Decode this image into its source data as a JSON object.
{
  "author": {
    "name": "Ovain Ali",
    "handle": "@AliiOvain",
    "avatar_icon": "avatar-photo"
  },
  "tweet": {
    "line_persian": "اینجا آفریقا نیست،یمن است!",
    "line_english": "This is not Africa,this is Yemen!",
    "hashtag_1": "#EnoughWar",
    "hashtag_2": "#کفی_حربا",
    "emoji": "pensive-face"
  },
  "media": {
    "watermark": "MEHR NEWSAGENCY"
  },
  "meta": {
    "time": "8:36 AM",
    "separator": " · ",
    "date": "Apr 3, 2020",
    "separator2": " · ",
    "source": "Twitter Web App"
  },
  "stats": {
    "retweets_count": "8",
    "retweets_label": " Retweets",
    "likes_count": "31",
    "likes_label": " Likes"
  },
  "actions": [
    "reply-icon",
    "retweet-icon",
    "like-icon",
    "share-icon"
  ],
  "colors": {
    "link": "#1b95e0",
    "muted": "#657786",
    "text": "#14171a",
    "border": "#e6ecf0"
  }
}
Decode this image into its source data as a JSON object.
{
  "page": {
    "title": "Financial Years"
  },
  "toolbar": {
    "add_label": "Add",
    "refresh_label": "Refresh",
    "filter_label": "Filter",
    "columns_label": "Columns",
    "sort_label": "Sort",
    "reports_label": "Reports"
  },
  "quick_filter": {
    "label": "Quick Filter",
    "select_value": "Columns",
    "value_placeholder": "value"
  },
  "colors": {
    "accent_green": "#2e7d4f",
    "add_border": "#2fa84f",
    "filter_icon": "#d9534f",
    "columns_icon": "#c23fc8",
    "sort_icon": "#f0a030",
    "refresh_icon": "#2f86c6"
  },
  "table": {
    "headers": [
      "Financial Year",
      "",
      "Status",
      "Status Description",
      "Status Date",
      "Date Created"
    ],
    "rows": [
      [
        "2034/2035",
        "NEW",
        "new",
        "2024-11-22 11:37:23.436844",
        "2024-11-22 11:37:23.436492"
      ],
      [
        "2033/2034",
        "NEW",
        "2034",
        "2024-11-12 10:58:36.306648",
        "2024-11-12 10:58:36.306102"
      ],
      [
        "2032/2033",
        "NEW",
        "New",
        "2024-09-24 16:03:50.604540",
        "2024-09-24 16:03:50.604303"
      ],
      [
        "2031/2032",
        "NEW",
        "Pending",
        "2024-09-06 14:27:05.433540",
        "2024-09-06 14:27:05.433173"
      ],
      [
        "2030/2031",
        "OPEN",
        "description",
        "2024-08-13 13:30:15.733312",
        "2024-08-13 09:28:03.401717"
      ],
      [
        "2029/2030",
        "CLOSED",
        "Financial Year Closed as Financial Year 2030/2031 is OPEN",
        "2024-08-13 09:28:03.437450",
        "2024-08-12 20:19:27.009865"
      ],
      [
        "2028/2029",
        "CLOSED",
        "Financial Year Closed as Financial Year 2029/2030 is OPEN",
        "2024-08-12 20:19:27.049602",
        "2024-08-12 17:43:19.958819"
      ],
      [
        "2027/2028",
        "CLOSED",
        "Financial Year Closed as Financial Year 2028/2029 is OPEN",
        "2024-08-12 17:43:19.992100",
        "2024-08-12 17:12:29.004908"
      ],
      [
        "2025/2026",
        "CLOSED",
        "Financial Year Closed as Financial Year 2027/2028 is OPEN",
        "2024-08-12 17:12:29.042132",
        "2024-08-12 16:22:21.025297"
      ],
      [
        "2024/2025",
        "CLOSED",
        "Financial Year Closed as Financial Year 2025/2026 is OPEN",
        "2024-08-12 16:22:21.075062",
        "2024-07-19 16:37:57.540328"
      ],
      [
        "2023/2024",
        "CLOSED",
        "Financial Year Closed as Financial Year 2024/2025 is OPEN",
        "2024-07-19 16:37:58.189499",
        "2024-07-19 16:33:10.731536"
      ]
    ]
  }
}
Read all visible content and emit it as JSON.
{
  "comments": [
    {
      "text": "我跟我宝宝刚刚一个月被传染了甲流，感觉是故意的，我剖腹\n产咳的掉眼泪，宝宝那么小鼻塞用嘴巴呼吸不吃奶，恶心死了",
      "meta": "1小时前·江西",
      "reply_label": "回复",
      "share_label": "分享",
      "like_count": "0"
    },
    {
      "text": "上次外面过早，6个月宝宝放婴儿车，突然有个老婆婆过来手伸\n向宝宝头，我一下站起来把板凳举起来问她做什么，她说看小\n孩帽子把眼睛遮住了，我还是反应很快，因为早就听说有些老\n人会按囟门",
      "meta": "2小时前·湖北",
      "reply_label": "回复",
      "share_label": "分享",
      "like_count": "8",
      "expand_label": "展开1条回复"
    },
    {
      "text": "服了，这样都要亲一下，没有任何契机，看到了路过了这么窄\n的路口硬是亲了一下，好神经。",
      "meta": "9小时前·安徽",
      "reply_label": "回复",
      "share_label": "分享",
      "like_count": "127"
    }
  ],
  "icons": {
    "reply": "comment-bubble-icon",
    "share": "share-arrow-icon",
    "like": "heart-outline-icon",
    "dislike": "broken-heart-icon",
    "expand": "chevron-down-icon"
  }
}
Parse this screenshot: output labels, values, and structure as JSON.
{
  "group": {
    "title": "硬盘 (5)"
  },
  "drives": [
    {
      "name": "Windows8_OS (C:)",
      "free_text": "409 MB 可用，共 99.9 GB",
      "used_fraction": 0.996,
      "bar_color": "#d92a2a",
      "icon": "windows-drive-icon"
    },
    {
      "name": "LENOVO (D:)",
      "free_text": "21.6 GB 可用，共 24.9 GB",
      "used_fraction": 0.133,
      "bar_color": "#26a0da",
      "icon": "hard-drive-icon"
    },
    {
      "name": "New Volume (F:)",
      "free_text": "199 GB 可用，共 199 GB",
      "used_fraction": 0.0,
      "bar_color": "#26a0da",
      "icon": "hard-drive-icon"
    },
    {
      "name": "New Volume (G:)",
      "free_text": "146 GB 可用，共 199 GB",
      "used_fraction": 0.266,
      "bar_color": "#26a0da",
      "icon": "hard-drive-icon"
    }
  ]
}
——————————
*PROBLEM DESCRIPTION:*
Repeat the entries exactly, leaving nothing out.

*REPLY:*
Decode this image into its source data as a JSON object.
{
  "author": {
    "name": "Ovain Ali",
    "handle": "@AliiOvain",
    "avatar_icon": "avatar-photo"
  },
  "tweet": {
    "line_persian": "اینجا آفریقا نیست،یمن است!",
    "line_english": "This is not Africa,this is Yemen!",
    "hashtag_1": "#EnoughWar",
    "hashtag_2": "#کفی_حربا",
    "emoji": "pensive-face"
  },
  "media": {
    "watermark": "MEHR NEWSAGENCY"
  },
  "meta": {
    "time": "8:36 AM",
    "separator": " · ",
    "date": "Apr 3, 2020",
    "separator2": " · ",
    "source": "Twitter Web App"
  },
  "stats": {
    "retweets_count": "8",
    "retweets_label": " Retweets",
    "likes_count": "31",
    "likes_label": " Likes"
  },
  "actions": [
    "reply-icon",
    "retweet-icon",
    "like-icon",
    "share-icon"
  ],
  "colors": {
    "link": "#1b95e0",
    "muted": "#657786",
    "text": "#14171a",
    "border": "#e6ecf0"
  }
}
Decode this image into its source data as a JSON object.
{
  "page": {
    "title": "Financial Years"
  },
  "toolbar": {
    "add_label": "Add",
    "refresh_label": "Refresh",
    "filter_label": "Filter",
    "columns_label": "Columns",
    "sort_label": "Sort",
    "reports_label": "Reports"
  },
  "quick_filter": {
    "label": "Quick Filter",
    "select_value": "Columns",
    "value_placeholder": "value"
  },
  "colors": {
    "accent_green": "#2e7d4f",
    "add_border": "#2fa84f",
    "filter_icon": "#d9534f",
    "columns_icon": "#c23fc8",
    "sort_icon": "#f0a030",
    "refresh_icon": "#2f86c6"
  },
  "table": {
    "headers": [
      "Financial Year",
      "",
      "Status",
      "Status Description",
      "Status Date",
      "Date Created"
    ],
    "rows": [
      [
        "2034/2035",
        "NEW",
        "new",
        "2024-11-22 11:37:23.436844",
        "2024-11-22 11:37:23.436492"
      ],
      [
        "2033/2034",
        "NEW",
        "2034",
        "2024-11-12 10:58:36.306648",
        "2024-11-12 10:58:36.306102"
      ],
      [
        "2032/2033",
        "NEW",
        "New",
        "2024-09-24 16:03:50.604540",
        "2024-09-24 16:03:50.604303"
      ],
      [
        "2031/2032",
        "NEW",
        "Pending",
        "2024-09-06 14:27:05.433540",
        "2024-09-06 14:27:05.433173"
      ],
      [
        "2030/2031",
        "OPEN",
        "description",
        "2024-08-13 13:30:15.733312",
        "2024-08-13 09:28:03.401717"
      ],
      [
        "2029/2030",
        "CLOSED",
        "Financial Year Closed as Financial Year 2030/2031 is OPEN",
        "2024-08-13 09:28:03.437450",
        "2024-08-12 20:19:27.009865"
      ],
      [
        "2028/2029",
        "CLOSED",
        "Financial Year Closed as Financial Year 2029/2030 is OPEN",
        "2024-08-12 20:19:27.049602",
        "2024-08-12 17:43:19.958819"
      ],
      [
        "2027/2028",
        "CLOSED",
        "Financial Year Closed as Financial Year 2028/2029 is OPEN",
        "2024-08-12 17:43:19.992100",
        "2024-08-12 17:12:29.004908"
      ],
      [
        "2025/2026",
        "CLOSED",
        "Financial Year Closed as Financial Year 2027/2028 is OPEN",
        "2024-08-12 17:12:29.042132",
        "2024-08-12 16:22:21.025297"
      ],
      [
        "2024/2025",
        "CLOSED",
        "Financial Year Closed as Financial Year 2025/2026 is OPEN",
        "2024-08-12 16:22:21.075062",
        "2024-07-19 16:37:57.540328"
      ],
      [
        "2023/2024",
        "CLOSED",
        "Financial Year Closed as Financial Year 2024/2025 is OPEN",
        "2024-07-19 16:37:58.189499",
        "2024-07-19 16:33:10.731536"
      ]
    ]
  }
}
Read all visible content and emit it as JSON.
{
  "comments": [
    {
      "text": "我跟我宝宝刚刚一个月被传染了甲流，感觉是故意的，我剖腹\n产咳的掉眼泪，宝宝那么小鼻塞用嘴巴呼吸不吃奶，恶心死了",
      "meta": "1小时前·江西",
      "reply_label": "回复",
      "share_label": "分享",
      "like_count": "0"
    },
    {
      "text": "上次外面过早，6个月宝宝放婴儿车，突然有个老婆婆过来手伸\n向宝宝头，我一下站起来把板凳举起来问她做什么，她说看小\n孩帽子把眼睛遮住了，我还是反应很快，因为早就听说有些老\n人会按囟门",
      "meta": "2小时前·湖北",
      "reply_label": "回复",
      "share_label": "分享",
      "like_count": "8",
      "expand_label": "展开1条回复"
    },
    {
      "text": "服了，这样都要亲一下，没有任何契机，看到了路过了这么窄\n的路口硬是亲了一下，好神经。",
      "meta": "9小时前·安徽",
      "reply_label": "回复",
      "share_label": "分享",
      "like_count": "127"
    }
  ],
  "icons": {
    "reply": "comment-bubble-icon",
    "share": "share-arrow-icon",
    "like": "heart-outline-icon",
    "dislike": "broken-heart-icon",
    "expand": "chevron-down-icon"
  }
}
Parse this screenshot: output labels, values, and structure as JSON.
{
  "group": {
    "title": "硬盘 (5)"
  },
  "drives": [
    {
      "name": "Windows8_OS (C:)",
      "free_text": "409 MB 可用，共 99.9 GB",
      "used_fraction": 0.996,
      "bar_color": "#d92a2a",
      "icon": "windows-drive-icon"
    },
    {
      "name": "LENOVO (D:)",
      "free_text": "21.6 GB 可用，共 24.9 GB",
      "used_fraction": 0.133,
      "bar_color": "#26a0da",
      "icon": "hard-drive-icon"
    },
    {
      "name": "New Volume (F:)",
      "free_text": "199 GB 可用，共 199 GB",
      "used_fraction": 0.0,
      "bar_color": "#26a0da",
      "icon": "hard-drive-icon"
    },
    {
      "name": "New Volume (G:)",
      "free_text": "146 GB 可用，共 199 GB",
      "used_fraction": 0.266,
      "bar_color": "#26a0da",
      "icon": "hard-drive-icon"
    }
  ]
}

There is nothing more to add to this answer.